=== Task description ===
Your answer should consist of the lines in the following data that contain "issue".

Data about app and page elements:
__________

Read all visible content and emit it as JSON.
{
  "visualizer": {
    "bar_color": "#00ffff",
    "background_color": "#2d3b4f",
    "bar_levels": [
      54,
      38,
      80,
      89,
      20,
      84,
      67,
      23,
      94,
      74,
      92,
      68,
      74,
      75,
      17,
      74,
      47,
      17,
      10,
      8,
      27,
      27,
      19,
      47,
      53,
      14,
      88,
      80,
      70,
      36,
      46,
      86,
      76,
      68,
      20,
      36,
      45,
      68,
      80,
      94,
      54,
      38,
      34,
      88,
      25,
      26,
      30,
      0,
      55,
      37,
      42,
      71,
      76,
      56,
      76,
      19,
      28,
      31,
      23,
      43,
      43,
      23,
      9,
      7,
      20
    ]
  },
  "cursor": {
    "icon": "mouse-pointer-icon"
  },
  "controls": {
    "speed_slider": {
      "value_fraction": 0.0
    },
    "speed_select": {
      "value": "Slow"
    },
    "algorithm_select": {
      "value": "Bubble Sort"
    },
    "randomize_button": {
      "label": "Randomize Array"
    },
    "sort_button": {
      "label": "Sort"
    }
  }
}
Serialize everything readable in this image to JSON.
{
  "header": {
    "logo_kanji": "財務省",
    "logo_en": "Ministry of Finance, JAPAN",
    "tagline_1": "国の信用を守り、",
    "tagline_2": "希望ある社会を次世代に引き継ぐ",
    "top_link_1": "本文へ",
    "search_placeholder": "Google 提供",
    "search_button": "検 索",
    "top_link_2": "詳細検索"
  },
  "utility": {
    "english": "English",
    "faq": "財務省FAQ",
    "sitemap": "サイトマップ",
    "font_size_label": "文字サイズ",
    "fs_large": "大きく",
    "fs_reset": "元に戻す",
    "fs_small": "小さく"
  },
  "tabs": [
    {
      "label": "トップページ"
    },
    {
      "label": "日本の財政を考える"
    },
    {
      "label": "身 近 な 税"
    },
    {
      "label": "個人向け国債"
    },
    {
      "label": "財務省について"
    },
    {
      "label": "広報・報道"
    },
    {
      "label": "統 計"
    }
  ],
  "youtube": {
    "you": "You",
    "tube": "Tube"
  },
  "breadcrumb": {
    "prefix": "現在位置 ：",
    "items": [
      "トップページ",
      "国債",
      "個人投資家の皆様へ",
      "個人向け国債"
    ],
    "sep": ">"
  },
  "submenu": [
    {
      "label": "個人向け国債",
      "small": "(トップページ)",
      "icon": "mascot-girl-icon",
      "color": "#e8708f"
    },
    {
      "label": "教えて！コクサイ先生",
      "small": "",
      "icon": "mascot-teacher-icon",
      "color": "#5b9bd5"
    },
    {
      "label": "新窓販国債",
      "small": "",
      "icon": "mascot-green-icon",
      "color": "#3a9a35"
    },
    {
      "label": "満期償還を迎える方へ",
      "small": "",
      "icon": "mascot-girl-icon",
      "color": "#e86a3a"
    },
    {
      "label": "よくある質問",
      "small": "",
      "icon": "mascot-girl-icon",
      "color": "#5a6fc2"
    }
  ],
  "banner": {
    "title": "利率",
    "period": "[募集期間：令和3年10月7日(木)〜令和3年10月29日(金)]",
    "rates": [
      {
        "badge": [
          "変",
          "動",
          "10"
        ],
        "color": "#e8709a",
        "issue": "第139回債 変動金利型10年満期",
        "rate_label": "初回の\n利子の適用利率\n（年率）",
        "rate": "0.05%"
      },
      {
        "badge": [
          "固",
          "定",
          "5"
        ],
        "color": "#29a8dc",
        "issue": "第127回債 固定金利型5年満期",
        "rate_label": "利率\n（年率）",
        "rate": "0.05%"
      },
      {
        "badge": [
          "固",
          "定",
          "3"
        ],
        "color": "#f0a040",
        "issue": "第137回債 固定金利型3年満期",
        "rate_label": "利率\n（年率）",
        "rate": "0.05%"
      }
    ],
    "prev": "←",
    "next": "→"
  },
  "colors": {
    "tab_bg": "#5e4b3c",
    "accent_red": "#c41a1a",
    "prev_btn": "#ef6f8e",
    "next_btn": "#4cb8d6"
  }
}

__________

=== Your solution ===
        "issue": "第139回債 変動金利型10年満期",
        "issue": "第127回債 固定金利型5年満期",
        "issue": "第137回債 固定金利型3年満期",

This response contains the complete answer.